from “828” and buyers are notified of the name change.
* Currently, the viticulture trade refers to ASW2 as faux “828” or upright “828.” It will be of interest going
forward to see what ASW2 will be called as true 828 becomes available in the United States.
Laurent Deluc, Assistant Professor in the Department of Horticulture at Oregon State University (OSU), is
currently undertaking long-term projects to sequence several Pinot Noir clones, working collaboratively with the
Center for Genomic and Research Biocomputing facilities at OSU. Currently, OSU has the laboratory workflow
and the bioinformatics platform to analyze expression data using RNA Seq technology. It is hoped that ASW2
can be integrated into this large initiative to fully map several Pinot Noir clones. This would, of course, reveal
the true origin of ASW2. Stay tuned.
The word clone is from the Greek word for twig. Clones are separate vines that are genetically identical to a
mother plant. They have the same growth, habit, flavors and ripening time as the vine they come from. Clones
are propagated asexually by taking cuttings or grafts from another vine. Seeds are not suitable for propagation
since after pollination, new seeds are not genetically identical.
The clone of Pinot Noir will determine the flavor profile of the resulting wine along with the effects of terroir such
as soil and microclimate. Clones will have differences in bud break, time of ripening, cluster architecture,
yields, size of berries, fruit quality and other characteristics.
Clones are registered by FPS at UC Davis and certified by ENTAV (Etablissment National Technique pour
l’Amélioration de la Viticulture) in southern France. A certified clone is propagated from the same parent plant,
tested for specific viruses, and kept clean. These certified cloned vines are then named or numbered and
propagated on site and cuttings made available to nurseries.
Cuttings taken from different vines that do not have a common parent, and thus have a diverse genetic heritage, are referred to as selection
massalle or mass selection, or simply selection. For example, none of the so-called heritage or suitcase
“clones” of Pinot Noir planted in California are truly clones. They originally represented multiple cuttings taken
from several vines in a vineyard and thus represent a cultivar or selection. An example is the so-called Swan
“clone” of Pinot Noir which technically should be termed the Swan selection. The Swan selection was brought
to the United States by Paul Masson who reportedly took budwood from Romanée-Conti and planted it in
Saratoga, California. His successor, Martin Ray, planted a new vineyard with cuttings taken from Masson’s

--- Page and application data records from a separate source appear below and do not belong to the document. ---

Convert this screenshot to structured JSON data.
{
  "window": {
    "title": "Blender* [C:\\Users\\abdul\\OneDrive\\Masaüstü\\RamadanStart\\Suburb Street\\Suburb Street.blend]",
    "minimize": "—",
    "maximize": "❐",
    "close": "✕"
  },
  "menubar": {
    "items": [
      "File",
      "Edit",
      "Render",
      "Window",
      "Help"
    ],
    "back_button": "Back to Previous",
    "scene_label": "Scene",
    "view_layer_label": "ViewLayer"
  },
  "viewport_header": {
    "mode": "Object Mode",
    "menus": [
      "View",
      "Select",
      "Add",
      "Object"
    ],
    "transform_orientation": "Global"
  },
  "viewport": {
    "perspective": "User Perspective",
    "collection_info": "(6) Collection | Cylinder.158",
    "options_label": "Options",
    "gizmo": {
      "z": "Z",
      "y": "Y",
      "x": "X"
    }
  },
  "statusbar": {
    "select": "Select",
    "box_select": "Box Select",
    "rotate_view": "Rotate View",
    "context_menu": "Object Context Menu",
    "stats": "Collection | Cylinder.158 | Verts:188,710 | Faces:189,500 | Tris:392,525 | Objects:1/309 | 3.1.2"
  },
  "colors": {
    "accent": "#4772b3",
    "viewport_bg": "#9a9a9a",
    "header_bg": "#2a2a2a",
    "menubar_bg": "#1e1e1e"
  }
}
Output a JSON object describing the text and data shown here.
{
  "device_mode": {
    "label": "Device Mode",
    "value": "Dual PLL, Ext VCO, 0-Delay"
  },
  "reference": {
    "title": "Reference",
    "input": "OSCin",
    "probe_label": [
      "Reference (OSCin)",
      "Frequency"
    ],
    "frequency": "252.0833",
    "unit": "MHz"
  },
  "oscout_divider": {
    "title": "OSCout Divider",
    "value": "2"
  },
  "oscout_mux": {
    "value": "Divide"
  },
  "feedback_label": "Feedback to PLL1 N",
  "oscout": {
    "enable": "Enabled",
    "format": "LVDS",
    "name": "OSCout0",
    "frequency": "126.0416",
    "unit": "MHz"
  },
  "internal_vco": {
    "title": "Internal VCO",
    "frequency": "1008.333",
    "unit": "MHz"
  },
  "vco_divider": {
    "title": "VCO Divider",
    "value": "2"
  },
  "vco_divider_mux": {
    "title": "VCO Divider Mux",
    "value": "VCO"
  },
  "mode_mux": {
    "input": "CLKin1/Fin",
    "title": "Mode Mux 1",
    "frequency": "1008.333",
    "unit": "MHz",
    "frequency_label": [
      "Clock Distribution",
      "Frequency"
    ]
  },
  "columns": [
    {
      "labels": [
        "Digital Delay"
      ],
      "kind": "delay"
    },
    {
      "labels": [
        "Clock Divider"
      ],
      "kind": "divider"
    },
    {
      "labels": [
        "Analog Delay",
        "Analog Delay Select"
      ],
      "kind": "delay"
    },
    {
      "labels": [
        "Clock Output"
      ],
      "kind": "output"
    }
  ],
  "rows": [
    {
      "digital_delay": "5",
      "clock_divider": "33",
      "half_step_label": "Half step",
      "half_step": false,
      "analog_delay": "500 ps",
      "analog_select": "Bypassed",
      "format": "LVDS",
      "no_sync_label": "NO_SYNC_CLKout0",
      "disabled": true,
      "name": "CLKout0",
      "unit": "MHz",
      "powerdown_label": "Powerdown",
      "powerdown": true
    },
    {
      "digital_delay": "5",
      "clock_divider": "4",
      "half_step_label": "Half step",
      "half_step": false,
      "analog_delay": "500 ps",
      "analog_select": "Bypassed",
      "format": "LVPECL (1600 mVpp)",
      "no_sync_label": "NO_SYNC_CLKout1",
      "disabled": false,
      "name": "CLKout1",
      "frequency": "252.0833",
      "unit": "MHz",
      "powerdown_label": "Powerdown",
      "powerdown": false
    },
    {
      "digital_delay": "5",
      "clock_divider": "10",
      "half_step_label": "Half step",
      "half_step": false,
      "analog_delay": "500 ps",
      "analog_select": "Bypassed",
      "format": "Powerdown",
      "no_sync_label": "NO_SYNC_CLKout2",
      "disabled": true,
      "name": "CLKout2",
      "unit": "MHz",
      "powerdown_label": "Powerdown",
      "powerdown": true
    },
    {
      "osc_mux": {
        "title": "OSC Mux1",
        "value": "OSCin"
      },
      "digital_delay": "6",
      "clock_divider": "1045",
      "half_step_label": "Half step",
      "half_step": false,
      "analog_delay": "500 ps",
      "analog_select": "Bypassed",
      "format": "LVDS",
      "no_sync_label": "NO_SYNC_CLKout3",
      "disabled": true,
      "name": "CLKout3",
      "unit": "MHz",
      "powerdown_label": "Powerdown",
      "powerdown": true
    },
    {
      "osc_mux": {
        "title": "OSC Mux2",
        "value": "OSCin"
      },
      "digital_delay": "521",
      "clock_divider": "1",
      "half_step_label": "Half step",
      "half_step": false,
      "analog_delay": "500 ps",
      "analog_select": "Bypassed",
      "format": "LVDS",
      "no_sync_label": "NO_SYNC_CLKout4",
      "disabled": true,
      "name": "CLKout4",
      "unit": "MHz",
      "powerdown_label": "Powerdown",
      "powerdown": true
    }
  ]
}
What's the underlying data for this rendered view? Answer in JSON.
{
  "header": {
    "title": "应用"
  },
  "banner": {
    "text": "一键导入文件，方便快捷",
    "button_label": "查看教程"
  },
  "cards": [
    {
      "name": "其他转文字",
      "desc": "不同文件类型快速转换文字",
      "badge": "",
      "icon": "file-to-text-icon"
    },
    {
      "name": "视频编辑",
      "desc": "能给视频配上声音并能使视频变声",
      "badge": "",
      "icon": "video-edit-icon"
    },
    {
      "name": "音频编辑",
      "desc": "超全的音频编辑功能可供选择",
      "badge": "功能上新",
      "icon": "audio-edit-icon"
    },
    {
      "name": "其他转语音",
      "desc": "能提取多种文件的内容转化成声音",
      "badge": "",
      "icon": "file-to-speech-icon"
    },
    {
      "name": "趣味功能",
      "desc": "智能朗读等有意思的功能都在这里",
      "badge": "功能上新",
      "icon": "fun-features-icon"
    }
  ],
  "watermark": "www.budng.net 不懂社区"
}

vineyard at what became known as Mount Eden. Joseph Swan, in turn, took cuttings from Martin Ray’s
vineyard, planted them in the Russian River Valley, where over time others took Swan’s budwood and
propagated them throughout California.